[Dataset records]
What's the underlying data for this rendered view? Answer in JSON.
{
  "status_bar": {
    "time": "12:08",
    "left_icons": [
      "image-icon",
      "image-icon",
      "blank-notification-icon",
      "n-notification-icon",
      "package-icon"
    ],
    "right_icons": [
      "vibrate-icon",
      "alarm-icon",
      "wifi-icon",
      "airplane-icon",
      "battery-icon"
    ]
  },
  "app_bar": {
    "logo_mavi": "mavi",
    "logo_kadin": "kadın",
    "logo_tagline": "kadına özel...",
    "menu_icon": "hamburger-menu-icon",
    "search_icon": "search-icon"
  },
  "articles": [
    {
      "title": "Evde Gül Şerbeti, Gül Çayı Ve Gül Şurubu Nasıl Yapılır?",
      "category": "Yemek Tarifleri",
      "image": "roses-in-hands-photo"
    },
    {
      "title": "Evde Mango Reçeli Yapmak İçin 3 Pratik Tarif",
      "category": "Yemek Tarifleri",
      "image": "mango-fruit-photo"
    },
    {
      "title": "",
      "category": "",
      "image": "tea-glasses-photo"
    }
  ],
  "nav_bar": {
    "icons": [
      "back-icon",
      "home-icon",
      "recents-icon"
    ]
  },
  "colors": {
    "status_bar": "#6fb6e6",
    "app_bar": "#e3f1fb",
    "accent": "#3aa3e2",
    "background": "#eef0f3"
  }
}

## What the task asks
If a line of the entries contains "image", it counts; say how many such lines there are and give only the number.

## Answer below
5